» EXERCISE OBJECTIVE:
Go line by line through the records and tally those that include "author". Respond with the tally only.

» LISTED RECORDS:

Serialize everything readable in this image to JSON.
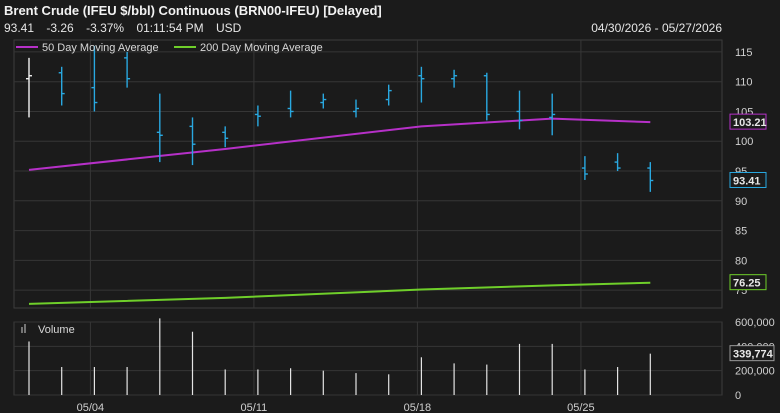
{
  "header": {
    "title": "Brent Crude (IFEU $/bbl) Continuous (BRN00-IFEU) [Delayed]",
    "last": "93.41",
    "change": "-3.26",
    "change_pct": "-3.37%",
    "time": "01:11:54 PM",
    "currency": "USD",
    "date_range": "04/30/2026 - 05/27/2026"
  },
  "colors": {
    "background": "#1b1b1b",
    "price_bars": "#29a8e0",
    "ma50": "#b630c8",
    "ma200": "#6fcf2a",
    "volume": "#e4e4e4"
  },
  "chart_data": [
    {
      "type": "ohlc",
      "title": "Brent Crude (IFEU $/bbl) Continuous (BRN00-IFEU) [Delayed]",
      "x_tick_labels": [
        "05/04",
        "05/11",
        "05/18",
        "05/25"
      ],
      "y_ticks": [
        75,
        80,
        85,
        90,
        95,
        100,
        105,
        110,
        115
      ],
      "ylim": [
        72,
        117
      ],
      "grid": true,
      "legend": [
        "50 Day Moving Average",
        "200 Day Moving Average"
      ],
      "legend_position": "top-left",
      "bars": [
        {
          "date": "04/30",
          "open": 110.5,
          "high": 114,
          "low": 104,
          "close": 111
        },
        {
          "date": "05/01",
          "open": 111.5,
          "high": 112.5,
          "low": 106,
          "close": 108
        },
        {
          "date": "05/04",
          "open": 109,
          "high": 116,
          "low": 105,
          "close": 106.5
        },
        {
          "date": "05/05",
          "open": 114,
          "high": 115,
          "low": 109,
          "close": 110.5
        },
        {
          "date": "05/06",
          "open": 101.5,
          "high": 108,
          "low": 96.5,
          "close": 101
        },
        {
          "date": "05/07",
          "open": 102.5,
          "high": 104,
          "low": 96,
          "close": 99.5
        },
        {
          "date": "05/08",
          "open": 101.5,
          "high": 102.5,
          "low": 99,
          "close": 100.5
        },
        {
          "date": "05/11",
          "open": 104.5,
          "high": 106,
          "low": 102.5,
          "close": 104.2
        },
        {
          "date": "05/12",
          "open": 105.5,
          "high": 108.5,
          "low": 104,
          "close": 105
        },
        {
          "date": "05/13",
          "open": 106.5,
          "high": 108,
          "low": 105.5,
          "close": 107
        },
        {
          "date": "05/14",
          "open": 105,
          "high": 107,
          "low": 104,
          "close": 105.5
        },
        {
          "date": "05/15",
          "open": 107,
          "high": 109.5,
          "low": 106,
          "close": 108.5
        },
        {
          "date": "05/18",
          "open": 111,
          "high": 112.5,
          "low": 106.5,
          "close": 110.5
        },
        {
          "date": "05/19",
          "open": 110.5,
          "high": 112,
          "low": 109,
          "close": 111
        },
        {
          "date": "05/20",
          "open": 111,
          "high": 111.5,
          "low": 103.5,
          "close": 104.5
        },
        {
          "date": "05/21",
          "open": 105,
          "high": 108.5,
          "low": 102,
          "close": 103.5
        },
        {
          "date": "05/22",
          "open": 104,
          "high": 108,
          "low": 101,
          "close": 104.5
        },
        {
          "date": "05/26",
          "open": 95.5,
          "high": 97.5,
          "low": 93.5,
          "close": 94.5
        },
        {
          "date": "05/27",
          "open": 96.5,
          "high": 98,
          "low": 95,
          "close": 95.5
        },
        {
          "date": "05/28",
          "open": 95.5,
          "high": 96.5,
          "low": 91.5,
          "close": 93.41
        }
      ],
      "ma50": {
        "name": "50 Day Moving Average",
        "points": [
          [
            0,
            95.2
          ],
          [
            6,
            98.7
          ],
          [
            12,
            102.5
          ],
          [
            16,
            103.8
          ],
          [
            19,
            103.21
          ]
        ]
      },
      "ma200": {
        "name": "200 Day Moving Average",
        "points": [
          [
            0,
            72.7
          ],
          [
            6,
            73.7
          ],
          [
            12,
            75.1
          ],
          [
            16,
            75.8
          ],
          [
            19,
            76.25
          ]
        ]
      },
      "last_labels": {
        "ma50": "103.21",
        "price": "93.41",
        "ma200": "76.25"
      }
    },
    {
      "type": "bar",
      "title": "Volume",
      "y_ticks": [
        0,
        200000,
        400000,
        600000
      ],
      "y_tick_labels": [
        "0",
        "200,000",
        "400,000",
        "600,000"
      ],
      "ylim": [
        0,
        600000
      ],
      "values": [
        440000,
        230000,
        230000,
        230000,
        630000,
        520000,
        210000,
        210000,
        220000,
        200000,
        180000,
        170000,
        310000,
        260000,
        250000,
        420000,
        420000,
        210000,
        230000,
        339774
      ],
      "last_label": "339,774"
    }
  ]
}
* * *
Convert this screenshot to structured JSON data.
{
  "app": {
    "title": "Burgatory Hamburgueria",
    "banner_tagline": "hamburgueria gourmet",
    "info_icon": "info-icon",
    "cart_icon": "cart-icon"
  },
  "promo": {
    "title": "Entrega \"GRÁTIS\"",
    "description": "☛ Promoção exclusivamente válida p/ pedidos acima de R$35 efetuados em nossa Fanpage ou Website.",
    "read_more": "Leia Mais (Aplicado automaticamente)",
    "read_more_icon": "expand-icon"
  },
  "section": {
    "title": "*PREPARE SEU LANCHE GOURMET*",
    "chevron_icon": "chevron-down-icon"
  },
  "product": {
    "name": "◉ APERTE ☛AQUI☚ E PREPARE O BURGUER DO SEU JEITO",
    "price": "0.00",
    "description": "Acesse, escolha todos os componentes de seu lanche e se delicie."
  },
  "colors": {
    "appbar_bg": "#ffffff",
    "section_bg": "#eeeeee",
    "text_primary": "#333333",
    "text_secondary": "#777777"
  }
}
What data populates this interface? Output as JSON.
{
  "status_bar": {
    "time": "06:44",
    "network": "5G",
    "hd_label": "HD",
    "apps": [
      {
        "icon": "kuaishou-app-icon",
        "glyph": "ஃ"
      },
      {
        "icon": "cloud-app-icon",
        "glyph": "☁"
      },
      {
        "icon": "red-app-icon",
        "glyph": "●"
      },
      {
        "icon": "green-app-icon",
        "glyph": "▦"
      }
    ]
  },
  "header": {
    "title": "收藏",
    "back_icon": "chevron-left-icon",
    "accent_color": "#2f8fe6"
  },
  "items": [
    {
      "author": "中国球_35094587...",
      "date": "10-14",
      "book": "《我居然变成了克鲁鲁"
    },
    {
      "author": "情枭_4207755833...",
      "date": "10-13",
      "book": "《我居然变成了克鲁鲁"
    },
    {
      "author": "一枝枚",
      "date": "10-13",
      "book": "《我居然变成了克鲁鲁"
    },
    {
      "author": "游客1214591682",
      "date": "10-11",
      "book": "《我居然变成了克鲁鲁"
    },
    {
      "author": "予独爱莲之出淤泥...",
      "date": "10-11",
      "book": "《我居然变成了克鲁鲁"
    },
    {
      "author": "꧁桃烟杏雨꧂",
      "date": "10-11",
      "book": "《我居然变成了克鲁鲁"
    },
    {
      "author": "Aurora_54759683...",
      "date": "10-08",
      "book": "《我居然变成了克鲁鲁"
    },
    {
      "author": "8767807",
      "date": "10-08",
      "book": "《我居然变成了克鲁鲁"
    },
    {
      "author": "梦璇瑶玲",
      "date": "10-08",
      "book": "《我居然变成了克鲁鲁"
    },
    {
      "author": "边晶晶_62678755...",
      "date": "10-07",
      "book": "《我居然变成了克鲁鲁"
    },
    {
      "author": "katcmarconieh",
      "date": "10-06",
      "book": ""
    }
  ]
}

» RESULT FOR THIS TASK:
11